We posted two new articles I wrote to Adobe Developer Connection, both about developing apps for the iPhone and iOS. Since Apple changed the iOS terms, a lot of the work that we had done last winter is seeing the light of day. In truth, one is new brand new and one is refreshed a year later.
There are 4 posts tagged media (this is page 1 of 1).
This American Life – Live
On Tuesday I went to see the This American Live – Live broadcast at the Daly City Century Theater. It’s the first time I’ve been to one of those theater broadcasts that I think the NYC Ballet (or Opera?) popularized. First of all, I was amazed at the high def video quality. The images of Ira Glass, the audience and producers were sharp and the sound was crisp. Watching Ira Glass also was a treat. The show that they broadcast was on the theme of Returning to the Scene of the Crime, and featured stories loosely based on that topic. Watching radio production happen live gives an interesting perspective of how difficult it actually is and the amount of work that is involved. They’re doing an encore showing May 7th (but not live of course) that I’d highly recommend to any This American Life, radio or podcast fan.

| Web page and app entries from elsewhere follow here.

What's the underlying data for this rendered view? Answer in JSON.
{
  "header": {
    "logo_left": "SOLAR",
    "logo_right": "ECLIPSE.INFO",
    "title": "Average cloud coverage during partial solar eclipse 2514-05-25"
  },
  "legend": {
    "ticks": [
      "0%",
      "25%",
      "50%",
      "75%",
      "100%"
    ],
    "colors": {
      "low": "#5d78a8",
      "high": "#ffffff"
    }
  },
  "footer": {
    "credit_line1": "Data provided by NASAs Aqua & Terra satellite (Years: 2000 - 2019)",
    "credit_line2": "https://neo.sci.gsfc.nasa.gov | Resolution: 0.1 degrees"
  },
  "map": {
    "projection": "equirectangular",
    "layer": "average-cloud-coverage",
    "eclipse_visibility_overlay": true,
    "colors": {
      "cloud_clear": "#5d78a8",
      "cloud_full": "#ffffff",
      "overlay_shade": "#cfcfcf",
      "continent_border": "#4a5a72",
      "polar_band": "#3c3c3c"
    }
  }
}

NEA Arts Indemnity Program
I ran across then when browsing a web site for an exhibit here in SF: “This exhibition is supported by an indemnity from the Federal Council on the Arts and the Humanities.”
So I looked it up and apparently the National Endowment for the Arts has an indemnity program that was created to allow US museums to pass the liability (e.g. insure) for the collection they have on loan to the US government. If there is a loss, the institution must pay a deductable and the rest of the loss is covered by the government. What a clever idea. It’s a seemingly cheap way for the US government to encourage museum sharing and reduce the cost of the museum insuring the art work.
Burma and the Internet
Let’s start with this from the NYT:
Myanmar has just two Internet service providers, and shutting them down was not complicated, said David Mathieson, an expert on Myanmar with Human Rights Watch. Along with the Internet, the junta cut off most telephone access to the outside world. Soldiers on the streets confiscated cameras and video-recording cellphones.
Ouch. These last two weeks, following the news in Burma/Myanmar have shown how powerful the internet can be as a tool for communication and the freedoms of speech that we value. Reading the articles, it’s amazing that mobile phones, blogs, text messaging, and all these modern technologies are being used to help the outside world understand the insanity. But when it’s so easy to cut off, it’s saddening that the voices of the people who live in Burma can be so easily silenced. It also speaks to the fact that we have grown to expect things like connectivity, redundancy, and resilience in our communication systems. When they’re this fragile, we feel exposed and alone. For those in China after the Taiwan earthquake in 2006, you have a good idea how it feels to go from connected to cut off.
Images like these are what we won’t be seeing any more (also from the NYT article):